A new study out today finds that rules requiring a Brit to earn at least £18.600 to sponsor their foreign spouse have priced out some hardworking British citizens, including those in lower-earning parts of the UK, from being able to live with their spouse or partner.
The briefing, which draws on Office of National Statistics earnings data, reports that in 74 British parliamentary constituencies, less than 50% of employees have earnings at or above £18,600 per annum. £18,600 is considerably higher than the national minimum wage.
Constituents in the North West and South West of England, as well as across Wales, are particularly likely to be affected due to lower than average earnings in these regions.
Due to the significant differences in average earnings across the UK, someone living and working in Putney (London) is more than twice as likely to be able to meet the rules than a worker residing in Blackpool South.
Commenting, Ruth Grove-White, Policy Director at the Migrants Rights Network and author of the report said:
“This analysis shows that hardworking families outside London are bearing the brunt of the Government’s tough migration rules. Effectively, a price has been put on love – and those who don’t earn enough are facing indefinite separation from their husband or wife.
This is not just a problem in the immigration rules, it raises questions about the kind of society we want to be – one that respects the right of British citizens to live with their family or one that deems some too poor to have equal rights?”

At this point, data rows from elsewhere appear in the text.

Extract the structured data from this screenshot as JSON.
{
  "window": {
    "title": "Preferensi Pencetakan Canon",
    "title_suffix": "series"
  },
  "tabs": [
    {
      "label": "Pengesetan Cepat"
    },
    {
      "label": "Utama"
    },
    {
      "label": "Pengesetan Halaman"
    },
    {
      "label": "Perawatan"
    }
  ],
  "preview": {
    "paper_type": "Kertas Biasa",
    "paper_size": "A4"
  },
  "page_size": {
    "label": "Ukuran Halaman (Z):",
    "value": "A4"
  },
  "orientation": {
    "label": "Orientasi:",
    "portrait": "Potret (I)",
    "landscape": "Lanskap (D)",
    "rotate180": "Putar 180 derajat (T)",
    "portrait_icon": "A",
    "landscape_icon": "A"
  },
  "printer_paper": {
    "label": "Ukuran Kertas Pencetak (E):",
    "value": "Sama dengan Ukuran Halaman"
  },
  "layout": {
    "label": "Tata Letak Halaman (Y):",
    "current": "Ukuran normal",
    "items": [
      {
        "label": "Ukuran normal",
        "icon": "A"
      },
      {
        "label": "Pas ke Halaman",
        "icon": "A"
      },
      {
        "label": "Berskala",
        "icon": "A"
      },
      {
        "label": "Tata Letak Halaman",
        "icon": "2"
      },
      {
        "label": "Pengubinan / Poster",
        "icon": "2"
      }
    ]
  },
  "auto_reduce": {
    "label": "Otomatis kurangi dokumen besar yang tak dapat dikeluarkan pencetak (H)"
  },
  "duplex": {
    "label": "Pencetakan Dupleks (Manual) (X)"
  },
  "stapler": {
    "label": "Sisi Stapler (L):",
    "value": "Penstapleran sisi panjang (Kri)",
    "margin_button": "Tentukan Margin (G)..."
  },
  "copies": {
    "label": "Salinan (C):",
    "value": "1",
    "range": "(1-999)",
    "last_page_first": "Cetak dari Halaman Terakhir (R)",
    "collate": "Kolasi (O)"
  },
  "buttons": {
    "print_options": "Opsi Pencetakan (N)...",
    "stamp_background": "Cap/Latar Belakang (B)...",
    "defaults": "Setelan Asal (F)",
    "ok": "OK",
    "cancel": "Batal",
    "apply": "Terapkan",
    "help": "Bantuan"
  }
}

Since their introduction in 2012 the family migration rules have affected thousands of families, primarily through the income trap. Almost 18.000 families are kept apart each year, including babies and young children indefinitely separated from a parent.